Records for this task
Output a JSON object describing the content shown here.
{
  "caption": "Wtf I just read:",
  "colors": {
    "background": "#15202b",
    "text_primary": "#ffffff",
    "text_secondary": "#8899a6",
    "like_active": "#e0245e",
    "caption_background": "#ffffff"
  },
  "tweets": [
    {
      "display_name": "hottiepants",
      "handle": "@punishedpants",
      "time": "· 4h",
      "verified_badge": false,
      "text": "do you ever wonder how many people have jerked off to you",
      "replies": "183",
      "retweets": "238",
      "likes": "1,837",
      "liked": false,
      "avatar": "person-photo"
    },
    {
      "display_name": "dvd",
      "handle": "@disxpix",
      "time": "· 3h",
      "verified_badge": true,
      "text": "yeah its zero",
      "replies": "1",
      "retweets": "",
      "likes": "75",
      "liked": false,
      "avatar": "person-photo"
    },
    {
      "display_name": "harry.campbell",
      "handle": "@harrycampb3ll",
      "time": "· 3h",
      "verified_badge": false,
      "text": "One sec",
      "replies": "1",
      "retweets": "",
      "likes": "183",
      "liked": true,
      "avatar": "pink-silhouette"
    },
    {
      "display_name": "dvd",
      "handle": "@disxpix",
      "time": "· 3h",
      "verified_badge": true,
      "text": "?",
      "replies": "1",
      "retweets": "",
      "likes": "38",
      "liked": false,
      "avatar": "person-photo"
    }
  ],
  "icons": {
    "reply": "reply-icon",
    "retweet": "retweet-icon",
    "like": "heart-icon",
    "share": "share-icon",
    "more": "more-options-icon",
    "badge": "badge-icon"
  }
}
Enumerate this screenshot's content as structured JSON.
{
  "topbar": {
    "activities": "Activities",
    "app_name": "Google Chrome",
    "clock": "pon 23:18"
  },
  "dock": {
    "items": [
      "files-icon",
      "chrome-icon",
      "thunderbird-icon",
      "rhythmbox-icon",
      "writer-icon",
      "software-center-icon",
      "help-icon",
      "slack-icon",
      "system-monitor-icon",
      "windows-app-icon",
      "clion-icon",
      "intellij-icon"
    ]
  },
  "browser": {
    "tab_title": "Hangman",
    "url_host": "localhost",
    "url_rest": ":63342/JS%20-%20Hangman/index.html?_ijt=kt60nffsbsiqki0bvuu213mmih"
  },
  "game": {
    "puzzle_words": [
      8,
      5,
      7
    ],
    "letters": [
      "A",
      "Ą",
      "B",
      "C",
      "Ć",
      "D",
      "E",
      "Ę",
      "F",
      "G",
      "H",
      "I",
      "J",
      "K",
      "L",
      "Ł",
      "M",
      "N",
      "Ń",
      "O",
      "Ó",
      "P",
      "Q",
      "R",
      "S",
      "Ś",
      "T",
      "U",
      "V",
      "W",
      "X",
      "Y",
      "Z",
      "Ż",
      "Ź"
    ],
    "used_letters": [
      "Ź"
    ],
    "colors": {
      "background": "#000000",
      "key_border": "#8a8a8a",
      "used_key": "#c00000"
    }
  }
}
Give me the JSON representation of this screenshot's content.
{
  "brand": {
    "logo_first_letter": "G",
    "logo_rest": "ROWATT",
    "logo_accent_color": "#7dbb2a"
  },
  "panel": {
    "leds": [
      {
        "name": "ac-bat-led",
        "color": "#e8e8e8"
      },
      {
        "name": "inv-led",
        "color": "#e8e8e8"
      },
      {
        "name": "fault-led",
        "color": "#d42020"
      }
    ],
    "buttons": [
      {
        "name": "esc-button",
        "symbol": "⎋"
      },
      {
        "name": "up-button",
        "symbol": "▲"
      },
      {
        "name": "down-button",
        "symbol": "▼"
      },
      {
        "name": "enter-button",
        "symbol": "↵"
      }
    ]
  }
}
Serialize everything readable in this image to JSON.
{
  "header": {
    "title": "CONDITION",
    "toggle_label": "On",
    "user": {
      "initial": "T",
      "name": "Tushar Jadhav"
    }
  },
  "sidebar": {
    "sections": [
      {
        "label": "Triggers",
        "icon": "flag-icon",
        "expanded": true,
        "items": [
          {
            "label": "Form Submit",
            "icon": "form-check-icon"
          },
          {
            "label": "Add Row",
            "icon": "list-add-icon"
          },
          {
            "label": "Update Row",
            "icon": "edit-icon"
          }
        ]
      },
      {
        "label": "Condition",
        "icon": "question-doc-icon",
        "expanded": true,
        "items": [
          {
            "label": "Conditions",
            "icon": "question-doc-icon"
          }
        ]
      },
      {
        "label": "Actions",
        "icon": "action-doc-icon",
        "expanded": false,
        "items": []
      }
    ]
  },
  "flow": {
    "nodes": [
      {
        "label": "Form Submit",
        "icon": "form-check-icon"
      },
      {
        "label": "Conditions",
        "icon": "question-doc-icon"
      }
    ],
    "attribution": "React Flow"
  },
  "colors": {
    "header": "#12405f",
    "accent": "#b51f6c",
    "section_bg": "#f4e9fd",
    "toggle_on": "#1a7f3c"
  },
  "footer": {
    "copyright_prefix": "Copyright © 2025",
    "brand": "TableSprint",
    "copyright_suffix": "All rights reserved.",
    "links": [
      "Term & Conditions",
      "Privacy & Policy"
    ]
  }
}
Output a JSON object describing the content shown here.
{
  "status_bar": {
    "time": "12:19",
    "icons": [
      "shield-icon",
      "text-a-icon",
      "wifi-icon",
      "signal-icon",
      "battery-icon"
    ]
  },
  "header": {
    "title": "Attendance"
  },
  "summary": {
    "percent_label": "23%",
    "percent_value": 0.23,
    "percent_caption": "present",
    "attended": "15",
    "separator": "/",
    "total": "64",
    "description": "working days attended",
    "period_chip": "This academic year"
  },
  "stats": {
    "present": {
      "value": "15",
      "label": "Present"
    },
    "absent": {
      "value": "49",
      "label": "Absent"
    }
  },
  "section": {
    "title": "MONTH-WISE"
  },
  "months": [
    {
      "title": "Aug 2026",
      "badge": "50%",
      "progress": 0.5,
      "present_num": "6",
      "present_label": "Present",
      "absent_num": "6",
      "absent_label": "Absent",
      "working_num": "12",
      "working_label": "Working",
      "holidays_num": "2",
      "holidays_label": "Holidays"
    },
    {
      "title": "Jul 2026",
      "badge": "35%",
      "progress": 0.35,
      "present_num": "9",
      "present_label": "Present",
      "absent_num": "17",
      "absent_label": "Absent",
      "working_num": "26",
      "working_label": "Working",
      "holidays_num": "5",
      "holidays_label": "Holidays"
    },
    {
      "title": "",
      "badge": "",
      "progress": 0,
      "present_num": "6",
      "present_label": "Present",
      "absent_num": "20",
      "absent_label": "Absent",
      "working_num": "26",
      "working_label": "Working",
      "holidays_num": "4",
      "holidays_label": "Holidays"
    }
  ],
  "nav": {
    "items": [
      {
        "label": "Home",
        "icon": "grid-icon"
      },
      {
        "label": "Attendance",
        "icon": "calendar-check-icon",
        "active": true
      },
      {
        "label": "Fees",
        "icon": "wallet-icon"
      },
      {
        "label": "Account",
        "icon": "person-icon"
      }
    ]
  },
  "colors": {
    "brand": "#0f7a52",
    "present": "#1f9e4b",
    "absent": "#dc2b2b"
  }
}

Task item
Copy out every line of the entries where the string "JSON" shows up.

Solution
Output a JSON object describing the content shown here.
Enumerate this screenshot's content as structured JSON.
Give me the JSON representation of this screenshot's content.
Serialize everything readable in this image to JSON.
Output a JSON object describing the content shown here.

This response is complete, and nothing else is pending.